And if this testament is not enough, you just have to sit in this cabin which is like a handbuilt boat in its substance. The boaty interior is rendered even better, too, now that it can be exposed to the elements of the desert southwest. You can debate all you like the merits or dangers of a car that is loudly and proudly open being able to reach an estimated 202 mph. But the GT Speed convertible sort of must be closed anyway anywhere above 140 mph. With people in back, make that anywhere over 80 mph. More importantly, though, the onboard safety systems and the car’s all-wheel chassis sophistication, plus the freakin’ immense optional “Carbon Silicon Carbide” brake platters all around (talkin’ 16.5 inches of diameter up front), can account for even the very dumbest of rich prick at the wheel during Easter break in Miami.

My driving partner was a sort of shoulderless little wimpy French dude – we shall call him Marcel Marceau – and I observed him at the wheel of my GT Speed convertible. I analyzed him doing all this along the roadtrip because Marcel falls into the demographic range of a Bentley customer who pouts a little all the time and makes certain to never show too much excitement to the human population. It was fascinatin’, exhiliratin’. The only way I felt moved enough to slightly annoy my poor effete ami was in insisting the roof stay open at all times, flaky or rainy weather allowing. Hell, we have heated seats, factory-strength climate control, side windows all up, wind deflector on, and Chanel unisex cologne splashed on our supple necklines. Deal with it, mime boy.

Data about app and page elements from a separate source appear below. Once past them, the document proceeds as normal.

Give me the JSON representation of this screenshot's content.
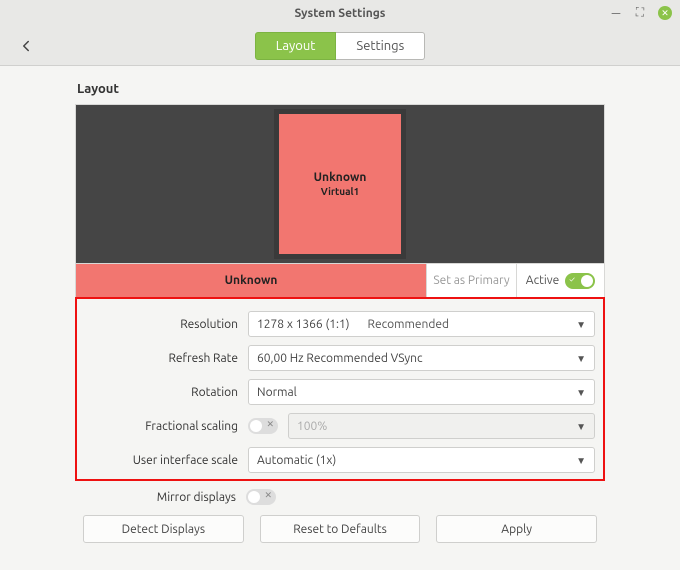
{
  "window": {
    "title": "System Settings"
  },
  "tabs": {
    "layout": "Layout",
    "settings": "Settings",
    "active": "layout"
  },
  "section": {
    "title": "Layout"
  },
  "monitor": {
    "name": "Unknown",
    "port": "Virtual1",
    "badge": "Unknown",
    "set_primary": "Set as Primary",
    "active_label": "Active",
    "active_on": true
  },
  "settings": {
    "resolution": {
      "label": "Resolution",
      "value": "1278 x 1366 (1:1)",
      "extra": "Recommended"
    },
    "refresh": {
      "label": "Refresh Rate",
      "value": "60,00 Hz   Recommended   VSync"
    },
    "rotation": {
      "label": "Rotation",
      "value": "Normal"
    },
    "fractional": {
      "label": "Fractional scaling",
      "enabled": false,
      "value": "100%"
    },
    "uiscale": {
      "label": "User interface scale",
      "value": "Automatic (1x)"
    }
  },
  "mirror": {
    "label": "Mirror displays",
    "enabled": false
  },
  "buttons": {
    "detect": "Detect Displays",
    "reset": "Reset to Defaults",
    "apply": "Apply"
  }
}
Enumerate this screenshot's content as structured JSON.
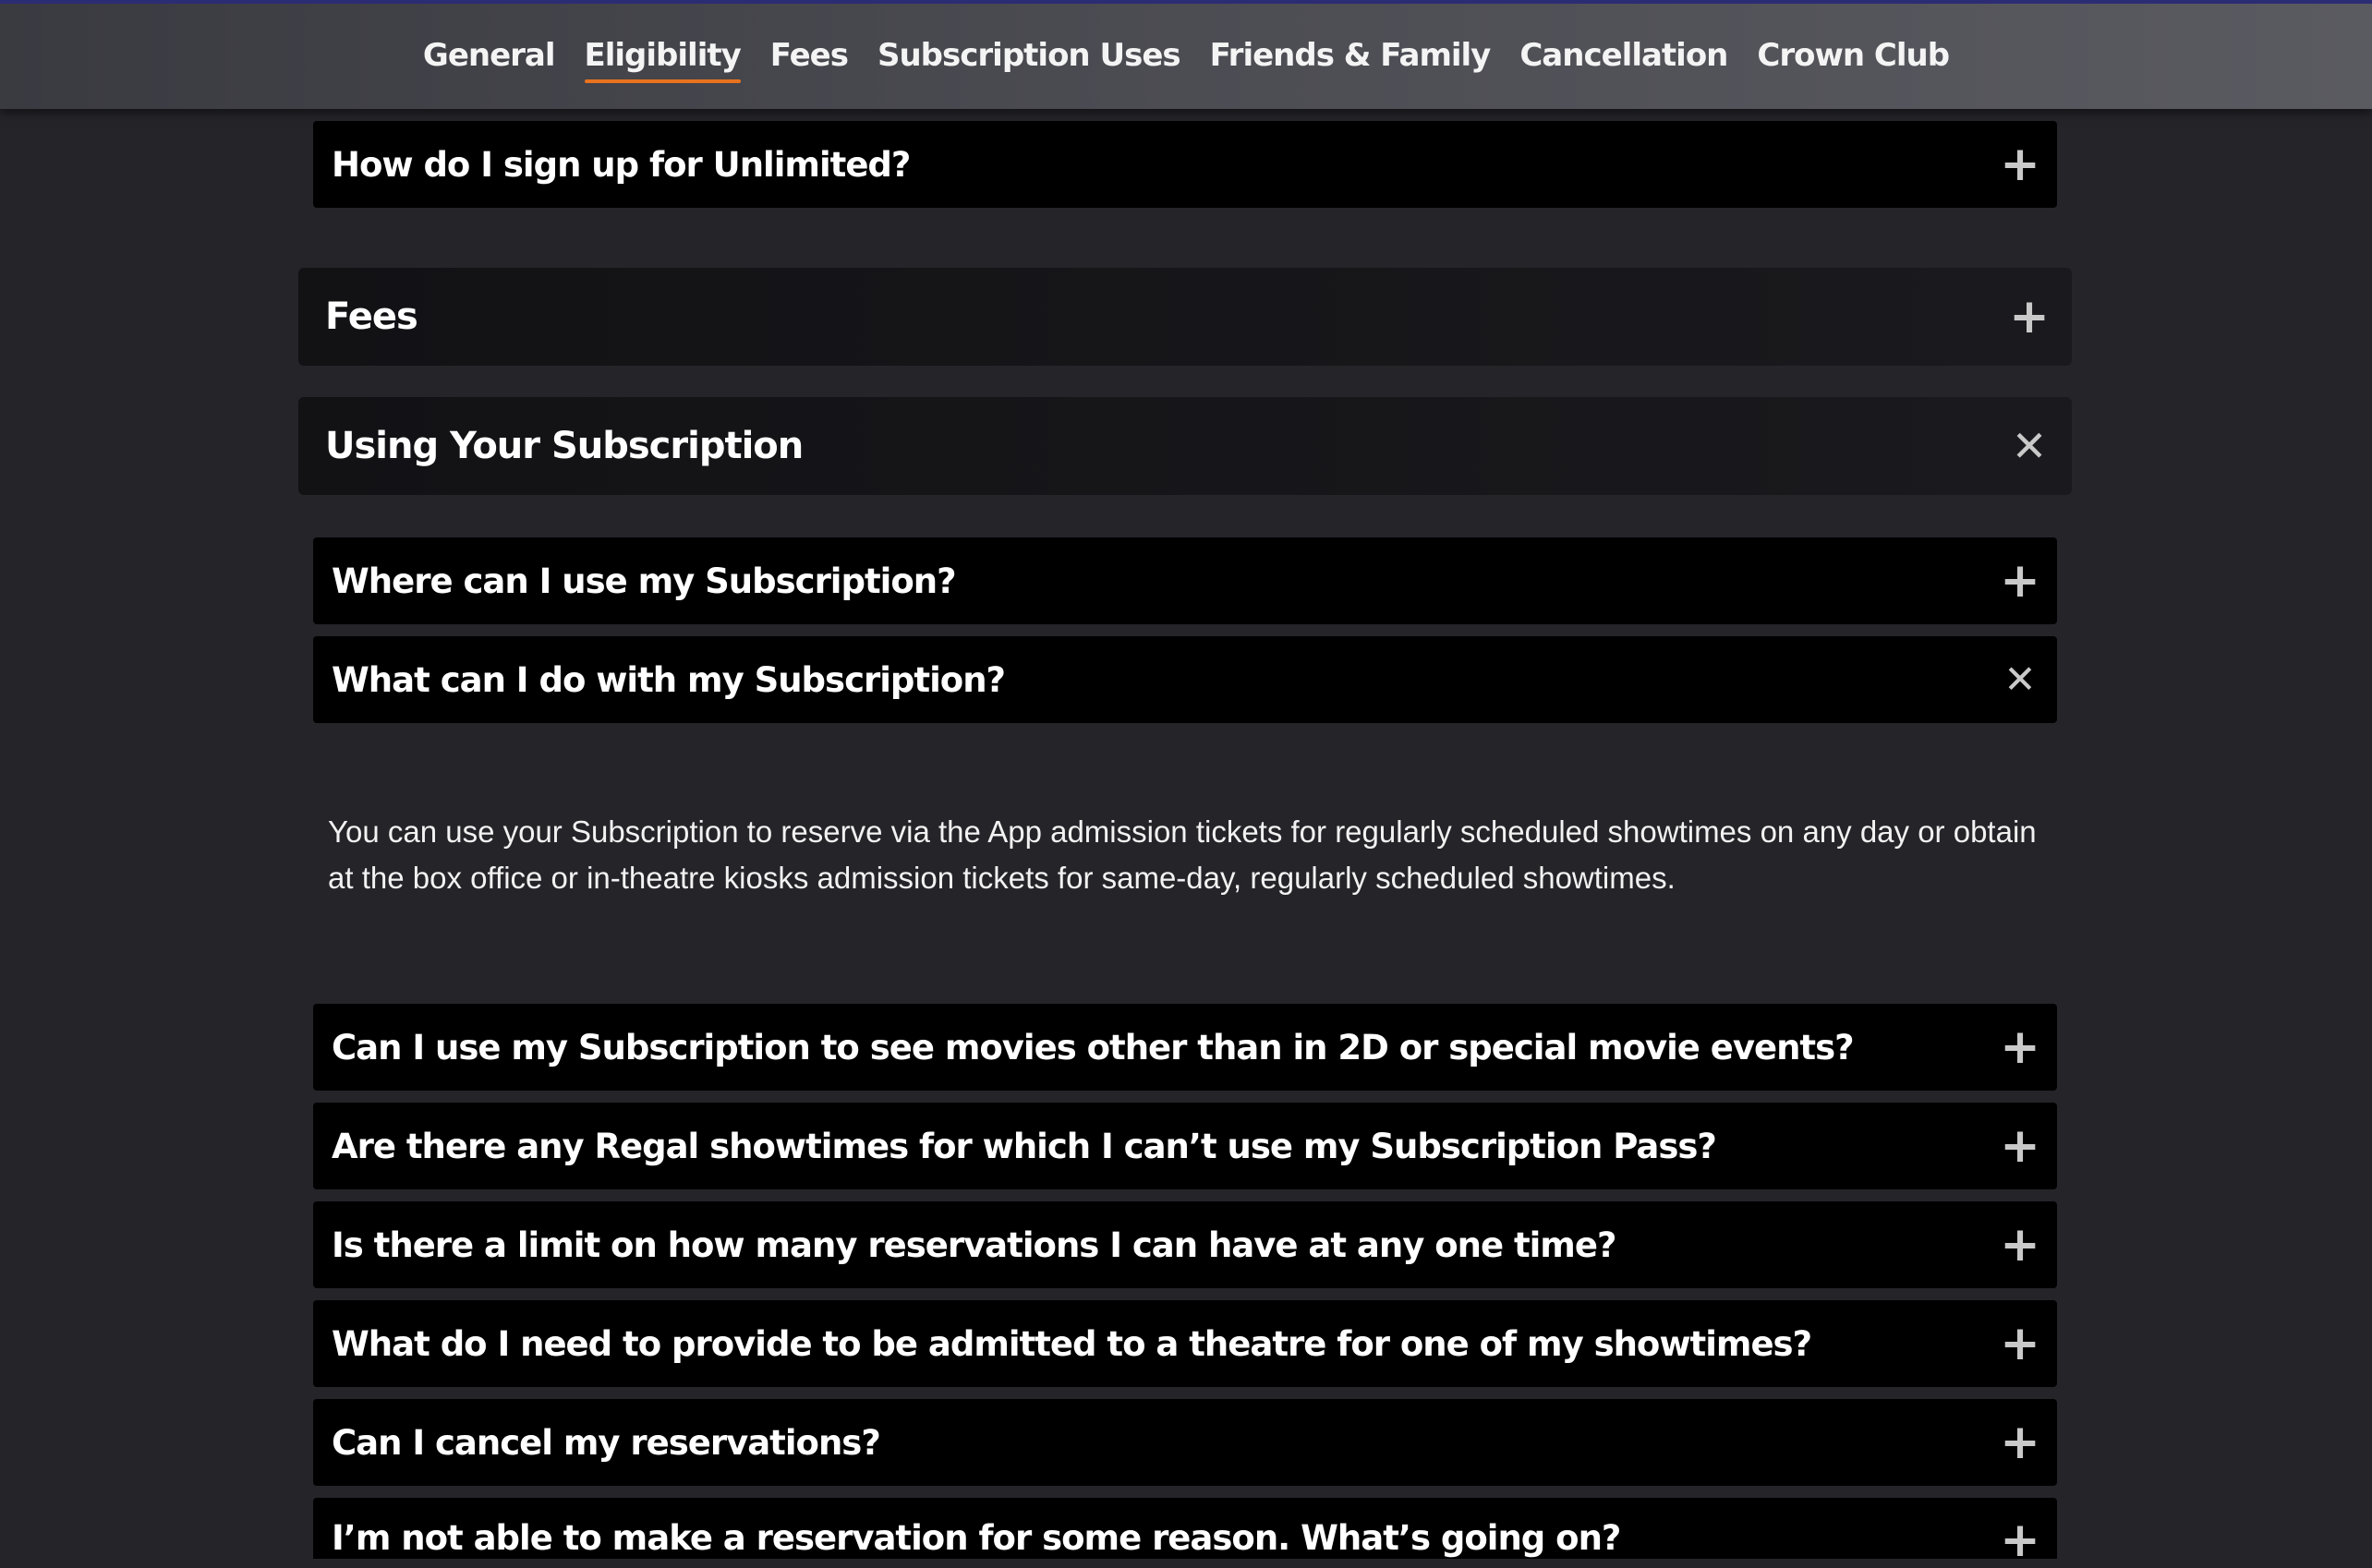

The new Bentley Continental GT Speed convertible properly deserves songs written for it, even if they’re bad songs. Among this new age of German Bentleys, the Speeds are easily the best behavers.

[2013 Bentley Continental GT Speed Convertible photos: Billy “Snap” MacGillicuty/Bentley]